Breitling’s Navitimer Rattrapante is an exceptional watch. It has a new in-house split-seconds chronograph movement that incorporates two patents, it is COSC chronometer-certified, and it operates using the most prestigious chronograph layout, column wheel and vertical clutch. It comes in two versions, steel and gold, and the gold version has a display caseback. The dial is the classic Navitimer, with bidirectional rotating bezel providing a circular slide rule for calculations, conversions, percentages and so forth.
Intuitive operation with rattrapante pusher at 3 o’clock
A split-second rattrapante chronograph is not hard to use – you start the chronograph and the two superimposed chronograph hands set out together, to record an intermediate time you press the pusher in the crown at 3 o’clock, the top red split-second hand stops, you take the reading, press the pusher at 3 o’clock again, and the split second hand catches up with the other that meanwhile has continued its course interrupted – but very hard to build, and particularly to prevent the split-second chronograph function from adversely affecting the movement’s timekeeping precision. Breitling designed this B03 movement entirely in-house and chose the most intuitive position possible for the split-second pusher: in the crown.
A calibre with two patents
Breitling’s approach to the design was to ensure that the movement could be feasibly industrialized, in other words to minimize the time required for adjusting the split-second mechanism on the part of watchmakers, and to reduce the number of components. One of the patents regards the system that disconnects the split-seconds hand from the movement when it is stopped. The second patent concerns the method of stopping the split-seconds hand, based on a circular flexible gasket that can be clamped or released, rather like the brake pads used on a bicycle wheel. The system is more reliable than the usual smooth or fine-toothed wheel. The movement is based on the Breitling Calibre 01, with a modular architecture that facilitates maintenance, because the split-second module can be easily lifted out from between the mainplate and the calendar mechanism. The chronograph has a column wheel and vertical clutch, and so chronograph operation doesn’t affect the amplitude of the balance. This improves precision and protects the power reserve of 70 hours, and decreases rate of wear when compared with a horizontal clutch.

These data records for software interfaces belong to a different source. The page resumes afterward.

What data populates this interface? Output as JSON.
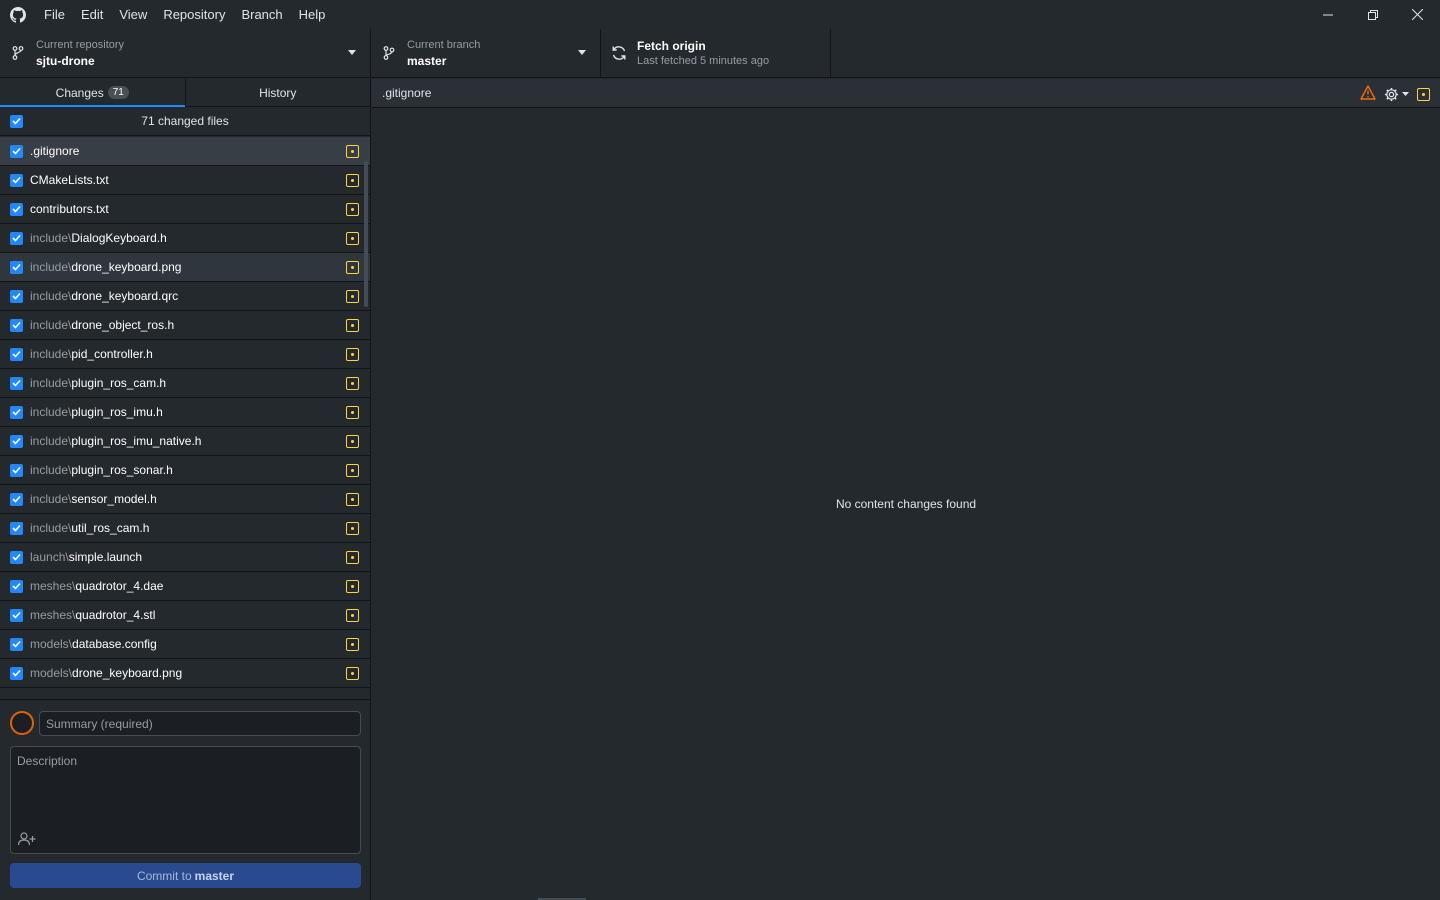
{
  "menu": [
    "File",
    "Edit",
    "View",
    "Repository",
    "Branch",
    "Help"
  ],
  "toolbar": {
    "repo_label": "Current repository",
    "repo_value": "sjtu-drone",
    "branch_label": "Current branch",
    "branch_value": "master",
    "fetch_label": "Fetch origin",
    "fetch_sub": "Last fetched 5 minutes ago"
  },
  "tabs": {
    "changes": "Changes",
    "changes_count": "71",
    "history": "History"
  },
  "file_header": "71 changed files",
  "files": [
    {
      "dir": "",
      "name": ".gitignore"
    },
    {
      "dir": "",
      "name": "CMakeLists.txt"
    },
    {
      "dir": "",
      "name": "contributors.txt"
    },
    {
      "dir": "include\\",
      "name": "DialogKeyboard.h"
    },
    {
      "dir": "include\\",
      "name": "drone_keyboard.png"
    },
    {
      "dir": "include\\",
      "name": "drone_keyboard.qrc"
    },
    {
      "dir": "include\\",
      "name": "drone_object_ros.h"
    },
    {
      "dir": "include\\",
      "name": "pid_controller.h"
    },
    {
      "dir": "include\\",
      "name": "plugin_ros_cam.h"
    },
    {
      "dir": "include\\",
      "name": "plugin_ros_imu.h"
    },
    {
      "dir": "include\\",
      "name": "plugin_ros_imu_native.h"
    },
    {
      "dir": "include\\",
      "name": "plugin_ros_sonar.h"
    },
    {
      "dir": "include\\",
      "name": "sensor_model.h"
    },
    {
      "dir": "include\\",
      "name": "util_ros_cam.h"
    },
    {
      "dir": "launch\\",
      "name": "simple.launch"
    },
    {
      "dir": "meshes\\",
      "name": "quadrotor_4.dae"
    },
    {
      "dir": "meshes\\",
      "name": "quadrotor_4.stl"
    },
    {
      "dir": "models\\",
      "name": "database.config"
    },
    {
      "dir": "models\\",
      "name": "drone_keyboard.png"
    }
  ],
  "commit": {
    "summary_placeholder": "Summary (required)",
    "description_placeholder": "Description",
    "button_prefix": "Commit to",
    "button_branch": "master"
  },
  "diff": {
    "filename": ".gitignore",
    "empty_message": "No content changes found"
  },
  "colors": {
    "accent": "#2188ff",
    "modified": "#ffd33d",
    "warning": "#f66a0a",
    "commit_button": "#2a4a8f"
  }
}
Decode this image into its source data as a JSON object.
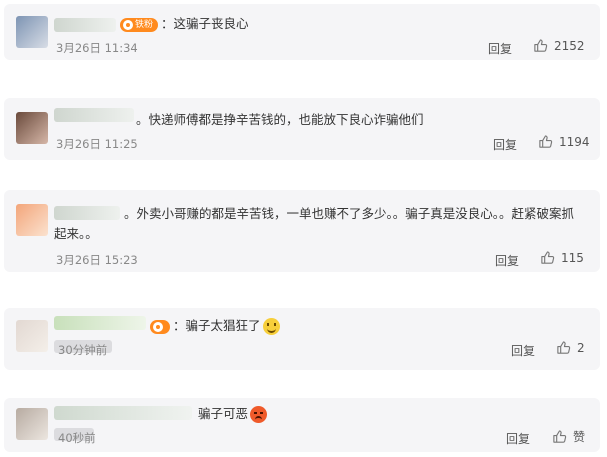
{
  "comments": [
    {
      "badge_label": "铁粉",
      "text": "：这骗子丧良心",
      "time": "3月26日 11:34",
      "reply": "回复",
      "likes": "2152"
    },
    {
      "text": "。快递师傅都是挣辛苦钱的，也能放下良心诈骗他们",
      "time": "3月26日 11:25",
      "reply": "回复",
      "likes": "1194"
    },
    {
      "text": "。外卖小哥赚的都是辛苦钱，一单也赚不了多少。。骗子真是没良心。。赶紧破案抓起来。。",
      "time": "3月26日 15:23",
      "reply": "回复",
      "likes": "115"
    },
    {
      "text": "：骗子太猖狂了",
      "time": "30分钟前",
      "reply": "回复",
      "likes": "2"
    },
    {
      "text": "骗子可恶",
      "time": "40秒前",
      "reply": "回复",
      "likes": "赞"
    }
  ],
  "icons": {
    "like": "thumbs-up-icon",
    "badge": "fan-badge-icon",
    "emoji_smile": "smile-emoji-icon",
    "emoji_angry": "angry-emoji-icon"
  },
  "colors": {
    "badge": "#ff8a1e",
    "card_bg": "#f5f5f7",
    "text": "#333333",
    "meta": "#888888"
  }
}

The B03 movement is self-winding and runs at 28,800 vibrations per hour, 4 Hertz. So the seconds scale is logically marked in quarter-second intervals. Hands and hour indices are coated with SuperLuminova. The dial has an attractive bronze colour, with silver-toned subdials that ensure legibility for chronograph minutes (3 o’clock), chronograph hours (6 o’clock) and continuous seconds.
When the two chronograph seconds hands are superposed, their counterweights form the Breitling B-and-anchor logo. When the split-second chronograph hand is stopped, you see the B part of the logo stop, while the anchor on the other hand continues around the dial. A nice detail that accompanies all the classic Navitimer features, with the simplicity of the inner part of the dial contrasting with the complexity of the outer part with its tachymetric and slide rule scales.
Case and strap
The case is 45 mm in diameter, with a range of straps available, leather, crocodile, rubber, and a metal bracelet. On the Breitling website you can use a configurator to view the different strap colours and view the final price. The red gold version has a transparent caseback and is available only with leather, crocodile strap and rubber strap options. Water resistance is the standard 3 bar (30 metres), you have to take care not to operate the chronograph pushers in the presence of water.
The Breitling Navitimer Rattrapante costs from €9,900 in the steel version with leather strap, and from €28,400 in the red gold version. Follow this link for a selection of split-second chronograph watches.